● Task details: Lines containing "Number" should be pulled from the material below.

● Supplied data:
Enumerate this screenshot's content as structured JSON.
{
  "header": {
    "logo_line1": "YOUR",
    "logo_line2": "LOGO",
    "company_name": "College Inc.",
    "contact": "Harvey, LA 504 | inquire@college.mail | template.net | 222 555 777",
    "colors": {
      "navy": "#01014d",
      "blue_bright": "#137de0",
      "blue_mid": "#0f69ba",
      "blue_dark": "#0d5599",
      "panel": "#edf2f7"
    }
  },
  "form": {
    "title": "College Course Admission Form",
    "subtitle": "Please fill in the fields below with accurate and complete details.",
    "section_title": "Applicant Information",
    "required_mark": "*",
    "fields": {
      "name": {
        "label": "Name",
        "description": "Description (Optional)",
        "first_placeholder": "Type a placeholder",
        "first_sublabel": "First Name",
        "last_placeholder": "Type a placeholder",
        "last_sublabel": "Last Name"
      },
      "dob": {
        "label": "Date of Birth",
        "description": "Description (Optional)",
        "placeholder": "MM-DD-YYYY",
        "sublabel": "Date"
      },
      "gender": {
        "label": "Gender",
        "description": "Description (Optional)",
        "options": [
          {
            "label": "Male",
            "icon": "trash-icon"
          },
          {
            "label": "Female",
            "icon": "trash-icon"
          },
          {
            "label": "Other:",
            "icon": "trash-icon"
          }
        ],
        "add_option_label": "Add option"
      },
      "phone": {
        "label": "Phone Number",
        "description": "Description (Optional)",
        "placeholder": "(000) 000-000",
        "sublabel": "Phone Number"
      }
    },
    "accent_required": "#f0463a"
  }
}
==
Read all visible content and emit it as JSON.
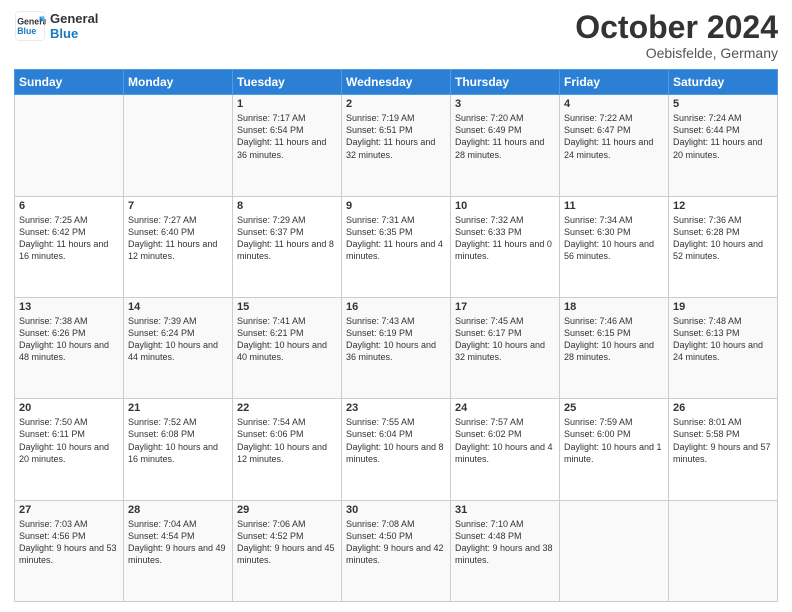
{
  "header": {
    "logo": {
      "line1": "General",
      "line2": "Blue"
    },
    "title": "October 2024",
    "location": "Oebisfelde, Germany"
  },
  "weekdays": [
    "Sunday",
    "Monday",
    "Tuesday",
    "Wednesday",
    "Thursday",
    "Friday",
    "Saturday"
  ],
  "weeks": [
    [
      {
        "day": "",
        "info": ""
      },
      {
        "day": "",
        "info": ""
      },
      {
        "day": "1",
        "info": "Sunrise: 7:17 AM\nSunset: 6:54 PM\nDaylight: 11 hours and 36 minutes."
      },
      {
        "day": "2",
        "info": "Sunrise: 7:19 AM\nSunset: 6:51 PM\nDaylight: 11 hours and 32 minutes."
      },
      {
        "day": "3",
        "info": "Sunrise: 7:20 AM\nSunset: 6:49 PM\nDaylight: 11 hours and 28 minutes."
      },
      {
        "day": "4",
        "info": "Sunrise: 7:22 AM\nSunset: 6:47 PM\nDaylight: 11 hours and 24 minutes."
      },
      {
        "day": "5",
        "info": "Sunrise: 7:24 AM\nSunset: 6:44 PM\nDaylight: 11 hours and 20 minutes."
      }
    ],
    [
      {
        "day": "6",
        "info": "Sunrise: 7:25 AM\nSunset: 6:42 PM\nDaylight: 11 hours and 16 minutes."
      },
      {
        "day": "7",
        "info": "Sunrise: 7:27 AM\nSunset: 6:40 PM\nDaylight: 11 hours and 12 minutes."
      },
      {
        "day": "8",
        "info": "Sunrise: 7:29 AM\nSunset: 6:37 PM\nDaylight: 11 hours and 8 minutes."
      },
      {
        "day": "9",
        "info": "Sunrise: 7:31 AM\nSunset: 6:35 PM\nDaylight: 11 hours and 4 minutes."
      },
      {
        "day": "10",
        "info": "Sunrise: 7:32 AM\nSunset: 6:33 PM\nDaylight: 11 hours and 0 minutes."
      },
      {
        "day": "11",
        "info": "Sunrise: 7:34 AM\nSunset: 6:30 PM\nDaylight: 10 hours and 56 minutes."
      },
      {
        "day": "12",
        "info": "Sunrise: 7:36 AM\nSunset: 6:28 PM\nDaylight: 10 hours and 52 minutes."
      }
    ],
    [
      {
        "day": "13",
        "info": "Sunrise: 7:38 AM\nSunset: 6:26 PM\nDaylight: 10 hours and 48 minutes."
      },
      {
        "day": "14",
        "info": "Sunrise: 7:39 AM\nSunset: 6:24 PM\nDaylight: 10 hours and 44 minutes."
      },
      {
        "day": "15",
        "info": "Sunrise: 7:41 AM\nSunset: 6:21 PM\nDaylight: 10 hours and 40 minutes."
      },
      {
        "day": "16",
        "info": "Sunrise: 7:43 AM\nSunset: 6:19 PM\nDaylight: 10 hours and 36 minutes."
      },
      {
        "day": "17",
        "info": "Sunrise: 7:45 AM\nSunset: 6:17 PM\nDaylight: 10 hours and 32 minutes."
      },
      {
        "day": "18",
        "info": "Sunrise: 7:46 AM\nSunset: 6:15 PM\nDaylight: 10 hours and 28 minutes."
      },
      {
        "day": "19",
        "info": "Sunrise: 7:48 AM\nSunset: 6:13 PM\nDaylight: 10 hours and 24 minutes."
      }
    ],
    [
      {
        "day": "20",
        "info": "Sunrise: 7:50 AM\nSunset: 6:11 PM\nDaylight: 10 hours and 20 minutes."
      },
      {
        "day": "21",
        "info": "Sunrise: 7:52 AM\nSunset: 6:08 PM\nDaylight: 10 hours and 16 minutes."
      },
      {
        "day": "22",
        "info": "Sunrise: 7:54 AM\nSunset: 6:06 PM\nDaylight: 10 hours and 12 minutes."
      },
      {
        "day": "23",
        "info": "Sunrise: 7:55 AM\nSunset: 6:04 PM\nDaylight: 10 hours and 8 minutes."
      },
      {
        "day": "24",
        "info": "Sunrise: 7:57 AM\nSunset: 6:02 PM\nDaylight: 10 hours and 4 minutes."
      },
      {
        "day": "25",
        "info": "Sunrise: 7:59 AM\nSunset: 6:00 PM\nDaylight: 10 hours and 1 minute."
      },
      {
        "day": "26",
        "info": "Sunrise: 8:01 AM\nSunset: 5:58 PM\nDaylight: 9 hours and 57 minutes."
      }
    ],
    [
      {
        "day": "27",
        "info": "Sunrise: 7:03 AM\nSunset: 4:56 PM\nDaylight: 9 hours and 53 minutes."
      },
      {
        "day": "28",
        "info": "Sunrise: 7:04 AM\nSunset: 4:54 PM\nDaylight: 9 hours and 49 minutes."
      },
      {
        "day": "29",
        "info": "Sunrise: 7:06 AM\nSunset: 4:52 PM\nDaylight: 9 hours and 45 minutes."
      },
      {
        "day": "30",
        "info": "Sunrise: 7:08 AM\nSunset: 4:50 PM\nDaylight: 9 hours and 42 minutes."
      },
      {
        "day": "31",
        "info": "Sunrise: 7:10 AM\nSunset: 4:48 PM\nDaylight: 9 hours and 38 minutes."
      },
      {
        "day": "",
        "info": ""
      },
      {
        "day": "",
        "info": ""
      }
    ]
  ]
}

● Answer section:
        "label": "Phone Number",
        "sublabel": "Phone Number"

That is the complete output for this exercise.